ASSIGNMENT
To complete the exercise, repeat every record exactly as it stands.
** Opening RECORDS FOR THE TASK block **
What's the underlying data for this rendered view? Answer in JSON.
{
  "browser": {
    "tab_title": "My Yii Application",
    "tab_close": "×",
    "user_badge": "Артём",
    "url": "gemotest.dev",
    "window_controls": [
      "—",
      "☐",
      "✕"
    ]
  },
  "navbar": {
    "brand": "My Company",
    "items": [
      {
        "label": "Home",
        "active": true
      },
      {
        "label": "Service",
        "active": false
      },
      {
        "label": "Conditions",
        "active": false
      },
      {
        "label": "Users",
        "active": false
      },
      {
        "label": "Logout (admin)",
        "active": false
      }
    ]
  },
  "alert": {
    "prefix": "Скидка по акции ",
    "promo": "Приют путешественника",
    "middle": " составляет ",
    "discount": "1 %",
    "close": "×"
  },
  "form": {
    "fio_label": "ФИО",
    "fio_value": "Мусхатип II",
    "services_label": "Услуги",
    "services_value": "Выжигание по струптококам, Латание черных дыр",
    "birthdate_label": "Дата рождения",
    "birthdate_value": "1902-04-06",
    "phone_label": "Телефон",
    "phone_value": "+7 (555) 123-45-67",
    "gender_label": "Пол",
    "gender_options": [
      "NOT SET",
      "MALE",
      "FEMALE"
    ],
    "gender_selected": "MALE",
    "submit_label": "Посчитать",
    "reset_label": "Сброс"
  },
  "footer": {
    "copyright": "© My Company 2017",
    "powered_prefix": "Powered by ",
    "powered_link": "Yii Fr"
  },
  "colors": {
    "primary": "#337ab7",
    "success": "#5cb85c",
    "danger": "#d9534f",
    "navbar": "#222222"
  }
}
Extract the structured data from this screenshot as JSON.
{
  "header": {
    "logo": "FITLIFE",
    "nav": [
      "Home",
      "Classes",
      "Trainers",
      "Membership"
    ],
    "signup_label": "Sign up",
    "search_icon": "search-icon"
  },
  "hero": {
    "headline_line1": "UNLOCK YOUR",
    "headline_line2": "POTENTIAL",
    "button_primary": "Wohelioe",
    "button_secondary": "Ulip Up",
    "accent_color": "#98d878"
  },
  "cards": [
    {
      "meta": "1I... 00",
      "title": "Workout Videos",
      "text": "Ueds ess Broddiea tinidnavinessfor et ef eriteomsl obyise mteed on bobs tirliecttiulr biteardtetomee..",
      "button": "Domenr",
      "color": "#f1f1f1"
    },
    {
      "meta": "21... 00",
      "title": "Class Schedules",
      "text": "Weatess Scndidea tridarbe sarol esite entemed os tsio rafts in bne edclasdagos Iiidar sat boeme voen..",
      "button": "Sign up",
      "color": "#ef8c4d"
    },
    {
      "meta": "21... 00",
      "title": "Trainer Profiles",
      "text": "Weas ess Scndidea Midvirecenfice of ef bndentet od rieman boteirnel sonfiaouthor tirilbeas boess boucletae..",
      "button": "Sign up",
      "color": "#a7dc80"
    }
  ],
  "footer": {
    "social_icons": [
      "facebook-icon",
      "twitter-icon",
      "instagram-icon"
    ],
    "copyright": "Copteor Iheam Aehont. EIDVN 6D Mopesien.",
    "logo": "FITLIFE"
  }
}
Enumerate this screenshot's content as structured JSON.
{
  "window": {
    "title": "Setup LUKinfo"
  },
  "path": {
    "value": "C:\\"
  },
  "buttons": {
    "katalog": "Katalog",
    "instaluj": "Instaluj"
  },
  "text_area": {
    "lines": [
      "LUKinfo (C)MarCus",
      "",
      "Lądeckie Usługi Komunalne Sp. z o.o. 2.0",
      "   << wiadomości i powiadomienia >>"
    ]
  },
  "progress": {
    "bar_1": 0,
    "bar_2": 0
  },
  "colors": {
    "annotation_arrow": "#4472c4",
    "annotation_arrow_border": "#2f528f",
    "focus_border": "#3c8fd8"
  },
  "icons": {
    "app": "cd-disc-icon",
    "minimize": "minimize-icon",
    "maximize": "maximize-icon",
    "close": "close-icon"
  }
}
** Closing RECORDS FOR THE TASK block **
ANSWER SECTION
What's the underlying data for this rendered view? Answer in JSON.
{
  "browser": {
    "tab_title": "My Yii Application",
    "tab_close": "×",
    "user_badge": "Артём",
    "url": "gemotest.dev",
    "window_controls": [
      "—",
      "☐",
      "✕"
    ]
  },
  "navbar": {
    "brand": "My Company",
    "items": [
      {
        "label": "Home",
        "active": true
      },
      {
        "label": "Service",
        "active": false
      },
      {
        "label": "Conditions",
        "active": false
      },
      {
        "label": "Users",
        "active": false
      },
      {
        "label": "Logout (admin)",
        "active": false
      }
    ]
  },
  "alert": {
    "prefix": "Скидка по акции ",
    "promo": "Приют путешественника",
    "middle": " составляет ",
    "discount": "1 %",
    "close": "×"
  },
  "form": {
    "fio_label": "ФИО",
    "fio_value": "Мусхатип II",
    "services_label": "Услуги",
    "services_value": "Выжигание по струптококам, Латание черных дыр",
    "birthdate_label": "Дата рождения",
    "birthdate_value": "1902-04-06",
    "phone_label": "Телефон",
    "phone_value": "+7 (555) 123-45-67",
    "gender_label": "Пол",
    "gender_options": [
      "NOT SET",
      "MALE",
      "FEMALE"
    ],
    "gender_selected": "MALE",
    "submit_label": "Посчитать",
    "reset_label": "Сброс"
  },
  "footer": {
    "copyright": "© My Company 2017",
    "powered_prefix": "Powered by ",
    "powered_link": "Yii Fr"
  },
  "colors": {
    "primary": "#337ab7",
    "success": "#5cb85c",
    "danger": "#d9534f",
    "navbar": "#222222"
  }
}
Extract the structured data from this screenshot as JSON.
{
  "header": {
    "logo": "FITLIFE",
    "nav": [
      "Home",
      "Classes",
      "Trainers",
      "Membership"
    ],
    "signup_label": "Sign up",
    "search_icon": "search-icon"
  },
  "hero": {
    "headline_line1": "UNLOCK YOUR",
    "headline_line2": "POTENTIAL",
    "button_primary": "Wohelioe",
    "button_secondary": "Ulip Up",
    "accent_color": "#98d878"
  },
  "cards": [
    {
      "meta": "1I... 00",
      "title": "Workout Videos",
      "text": "Ueds ess Broddiea tinidnavinessfor et ef eriteomsl obyise mteed on bobs tirliecttiulr biteardtetomee..",
      "button": "Domenr",
      "color": "#f1f1f1"
    },
    {
      "meta": "21... 00",
      "title": "Class Schedules",
      "text": "Weatess Scndidea tridarbe sarol esite entemed os tsio rafts in bne edclasdagos Iiidar sat boeme voen..",
      "button": "Sign up",
      "color": "#ef8c4d"
    },
    {
      "meta": "21... 00",
      "title": "Trainer Profiles",
      "text": "Weas ess Scndidea Midvirecenfice of ef bndentet od rieman boteirnel sonfiaouthor tirilbeas boess boucletae..",
      "button": "Sign up",
      "color": "#a7dc80"
    }
  ],
  "footer": {
    "social_icons": [
      "facebook-icon",
      "twitter-icon",
      "instagram-icon"
    ],
    "copyright": "Copteor Iheam Aehont. EIDVN 6D Mopesien.",
    "logo": "FITLIFE"
  }
}
Enumerate this screenshot's content as structured JSON.
{
  "window": {
    "title": "Setup LUKinfo"
  },
  "path": {
    "value": "C:\\"
  },
  "buttons": {
    "katalog": "Katalog",
    "instaluj": "Instaluj"
  },
  "text_area": {
    "lines": [
      "LUKinfo (C)MarCus",
      "",
      "Lądeckie Usługi Komunalne Sp. z o.o. 2.0",
      "   << wiadomości i powiadomienia >>"
    ]
  },
  "progress": {
    "bar_1": 0,
    "bar_2": 0
  },
  "colors": {
    "annotation_arrow": "#4472c4",
    "annotation_arrow_border": "#2f528f",
    "focus_border": "#3c8fd8"
  },
  "icons": {
    "app": "cd-disc-icon",
    "minimize": "minimize-icon",
    "maximize": "maximize-icon",
    "close": "close-icon"
  }
}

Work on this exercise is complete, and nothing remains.